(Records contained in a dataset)
Start of Block

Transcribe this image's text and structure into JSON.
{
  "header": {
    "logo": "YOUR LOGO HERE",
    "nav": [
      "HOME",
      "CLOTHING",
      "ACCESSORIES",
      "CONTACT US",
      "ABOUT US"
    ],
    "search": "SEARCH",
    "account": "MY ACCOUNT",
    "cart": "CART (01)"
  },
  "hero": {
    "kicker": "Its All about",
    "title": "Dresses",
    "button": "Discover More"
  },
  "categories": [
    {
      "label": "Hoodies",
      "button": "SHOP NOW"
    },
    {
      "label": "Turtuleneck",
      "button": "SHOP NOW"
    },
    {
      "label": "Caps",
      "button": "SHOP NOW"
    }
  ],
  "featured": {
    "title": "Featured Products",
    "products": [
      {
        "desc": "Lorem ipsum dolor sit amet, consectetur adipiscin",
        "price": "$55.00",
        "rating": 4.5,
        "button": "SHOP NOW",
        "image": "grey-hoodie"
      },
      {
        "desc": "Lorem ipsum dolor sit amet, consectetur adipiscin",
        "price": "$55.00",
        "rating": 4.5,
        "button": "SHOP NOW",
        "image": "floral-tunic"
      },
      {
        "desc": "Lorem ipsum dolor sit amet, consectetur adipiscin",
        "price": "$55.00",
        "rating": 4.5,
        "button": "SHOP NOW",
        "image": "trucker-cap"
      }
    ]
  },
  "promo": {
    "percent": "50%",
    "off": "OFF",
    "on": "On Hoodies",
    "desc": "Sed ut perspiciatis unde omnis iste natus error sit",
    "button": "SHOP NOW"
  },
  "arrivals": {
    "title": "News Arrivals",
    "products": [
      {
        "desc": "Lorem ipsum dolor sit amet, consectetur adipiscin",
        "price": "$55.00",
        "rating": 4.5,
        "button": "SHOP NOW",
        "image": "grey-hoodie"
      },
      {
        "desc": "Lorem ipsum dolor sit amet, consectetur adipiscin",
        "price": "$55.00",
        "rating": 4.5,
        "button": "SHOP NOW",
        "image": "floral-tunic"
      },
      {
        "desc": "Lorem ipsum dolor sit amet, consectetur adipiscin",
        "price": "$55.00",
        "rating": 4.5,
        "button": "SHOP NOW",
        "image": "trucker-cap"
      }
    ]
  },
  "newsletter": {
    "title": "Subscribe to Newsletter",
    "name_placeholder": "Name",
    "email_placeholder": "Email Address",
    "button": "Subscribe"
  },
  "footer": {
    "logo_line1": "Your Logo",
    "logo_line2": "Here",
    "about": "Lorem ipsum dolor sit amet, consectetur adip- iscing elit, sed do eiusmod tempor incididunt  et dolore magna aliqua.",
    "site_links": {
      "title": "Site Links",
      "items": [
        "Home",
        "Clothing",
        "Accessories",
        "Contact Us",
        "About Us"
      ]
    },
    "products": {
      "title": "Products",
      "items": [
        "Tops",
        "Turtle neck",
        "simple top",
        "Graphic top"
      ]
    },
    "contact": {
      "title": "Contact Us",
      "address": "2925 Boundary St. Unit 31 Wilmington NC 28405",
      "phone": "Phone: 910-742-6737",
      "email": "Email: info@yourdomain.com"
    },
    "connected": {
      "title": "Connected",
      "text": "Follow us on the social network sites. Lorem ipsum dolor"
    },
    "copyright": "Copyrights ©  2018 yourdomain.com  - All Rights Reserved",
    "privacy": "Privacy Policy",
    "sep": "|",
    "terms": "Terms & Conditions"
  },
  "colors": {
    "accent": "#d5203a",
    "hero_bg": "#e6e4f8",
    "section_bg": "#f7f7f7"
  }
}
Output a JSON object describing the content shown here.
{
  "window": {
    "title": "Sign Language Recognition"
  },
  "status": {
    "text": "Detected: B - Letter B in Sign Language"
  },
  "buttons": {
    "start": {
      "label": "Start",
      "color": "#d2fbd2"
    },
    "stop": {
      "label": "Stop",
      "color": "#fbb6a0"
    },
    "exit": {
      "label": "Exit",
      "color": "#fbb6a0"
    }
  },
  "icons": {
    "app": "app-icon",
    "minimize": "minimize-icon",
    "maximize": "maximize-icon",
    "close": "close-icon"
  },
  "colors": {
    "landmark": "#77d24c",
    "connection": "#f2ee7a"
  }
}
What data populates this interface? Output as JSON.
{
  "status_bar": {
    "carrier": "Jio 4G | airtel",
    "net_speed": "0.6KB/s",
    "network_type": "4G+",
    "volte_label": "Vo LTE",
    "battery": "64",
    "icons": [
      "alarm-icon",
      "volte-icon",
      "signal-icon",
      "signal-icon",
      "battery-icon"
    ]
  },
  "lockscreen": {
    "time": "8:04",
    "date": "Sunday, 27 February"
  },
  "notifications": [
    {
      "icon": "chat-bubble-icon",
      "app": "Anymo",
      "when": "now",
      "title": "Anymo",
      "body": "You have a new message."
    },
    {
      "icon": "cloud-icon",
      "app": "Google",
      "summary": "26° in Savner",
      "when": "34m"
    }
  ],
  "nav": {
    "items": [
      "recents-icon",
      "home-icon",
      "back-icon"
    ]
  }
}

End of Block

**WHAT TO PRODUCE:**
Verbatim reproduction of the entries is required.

**RESPONSE TO THIS TASK:**
Transcribe this image's text and structure into JSON.
{
  "header": {
    "logo": "YOUR LOGO HERE",
    "nav": [
      "HOME",
      "CLOTHING",
      "ACCESSORIES",
      "CONTACT US",
      "ABOUT US"
    ],
    "search": "SEARCH",
    "account": "MY ACCOUNT",
    "cart": "CART (01)"
  },
  "hero": {
    "kicker": "Its All about",
    "title": "Dresses",
    "button": "Discover More"
  },
  "categories": [
    {
      "label": "Hoodies",
      "button": "SHOP NOW"
    },
    {
      "label": "Turtuleneck",
      "button": "SHOP NOW"
    },
    {
      "label": "Caps",
      "button": "SHOP NOW"
    }
  ],
  "featured": {
    "title": "Featured Products",
    "products": [
      {
        "desc": "Lorem ipsum dolor sit amet, consectetur adipiscin",
        "price": "$55.00",
        "rating": 4.5,
        "button": "SHOP NOW",
        "image": "grey-hoodie"
      },
      {
        "desc": "Lorem ipsum dolor sit amet, consectetur adipiscin",
        "price": "$55.00",
        "rating": 4.5,
        "button": "SHOP NOW",
        "image": "floral-tunic"
      },
      {
        "desc": "Lorem ipsum dolor sit amet, consectetur adipiscin",
        "price": "$55.00",
        "rating": 4.5,
        "button": "SHOP NOW",
        "image": "trucker-cap"
      }
    ]
  },
  "promo": {
    "percent": "50%",
    "off": "OFF",
    "on": "On Hoodies",
    "desc": "Sed ut perspiciatis unde omnis iste natus error sit",
    "button": "SHOP NOW"
  },
  "arrivals": {
    "title": "News Arrivals",
    "products": [
      {
        "desc": "Lorem ipsum dolor sit amet, consectetur adipiscin",
        "price": "$55.00",
        "rating": 4.5,
        "button": "SHOP NOW",
        "image": "grey-hoodie"
      },
      {
        "desc": "Lorem ipsum dolor sit amet, consectetur adipiscin",
        "price": "$55.00",
        "rating": 4.5,
        "button": "SHOP NOW",
        "image": "floral-tunic"
      },
      {
        "desc": "Lorem ipsum dolor sit amet, consectetur adipiscin",
        "price": "$55.00",
        "rating": 4.5,
        "button": "SHOP NOW",
        "image": "trucker-cap"
      }
    ]
  },
  "newsletter": {
    "title": "Subscribe to Newsletter",
    "name_placeholder": "Name",
    "email_placeholder": "Email Address",
    "button": "Subscribe"
  },
  "footer": {
    "logo_line1": "Your Logo",
    "logo_line2": "Here",
    "about": "Lorem ipsum dolor sit amet, consectetur adip- iscing elit, sed do eiusmod tempor incididunt  et dolore magna aliqua.",
    "site_links": {
      "title": "Site Links",
      "items": [
        "Home",
        "Clothing",
        "Accessories",
        "Contact Us",
        "About Us"
      ]
    },
    "products": {
      "title": "Products",
      "items": [
        "Tops",
        "Turtle neck",
        "simple top",
        "Graphic top"
      ]
    },
    "contact": {
      "title": "Contact Us",
      "address": "2925 Boundary St. Unit 31 Wilmington NC 28405",
      "phone": "Phone: 910-742-6737",
      "email": "Email: info@yourdomain.com"
    },
    "connected": {
      "title": "Connected",
      "text": "Follow us on the social network sites. Lorem ipsum dolor"
    },
    "copyright": "Copyrights ©  2018 yourdomain.com  - All Rights Reserved",
    "privacy": "Privacy Policy",
    "sep": "|",
    "terms": "Terms & Conditions"
  },
  "colors": {
    "accent": "#d5203a",
    "hero_bg": "#e6e4f8",
    "section_bg": "#f7f7f7"
  }
}
Output a JSON object describing the content shown here.
{
  "window": {
    "title": "Sign Language Recognition"
  },
  "status": {
    "text": "Detected: B - Letter B in Sign Language"
  },
  "buttons": {
    "start": {
      "label": "Start",
      "color": "#d2fbd2"
    },
    "stop": {
      "label": "Stop",
      "color": "#fbb6a0"
    },
    "exit": {
      "label": "Exit",
      "color": "#fbb6a0"
    }
  },
  "icons": {
    "app": "app-icon",
    "minimize": "minimize-icon",
    "maximize": "maximize-icon",
    "close": "close-icon"
  },
  "colors": {
    "landmark": "#77d24c",
    "connection": "#f2ee7a"
  }
}
What data populates this interface? Output as JSON.
{
  "status_bar": {
    "carrier": "Jio 4G | airtel",
    "net_speed": "0.6KB/s",
    "network_type": "4G+",
    "volte_label": "Vo LTE",
    "battery": "64",
    "icons": [
      "alarm-icon",
      "volte-icon",
      "signal-icon",
      "signal-icon",
      "battery-icon"
    ]
  },
  "lockscreen": {
    "time": "8:04",
    "date": "Sunday, 27 February"
  },
  "notifications": [
    {
      "icon": "chat-bubble-icon",
      "app": "Anymo",
      "when": "now",
      "title": "Anymo",
      "body": "You have a new message."
    },
    {
      "icon": "cloud-icon",
      "app": "Google",
      "summary": "26° in Savner",
      "when": "34m"
    }
  ],
  "nav": {
    "items": [
      "recents-icon",
      "home-icon",
      "back-icon"
    ]
  }
}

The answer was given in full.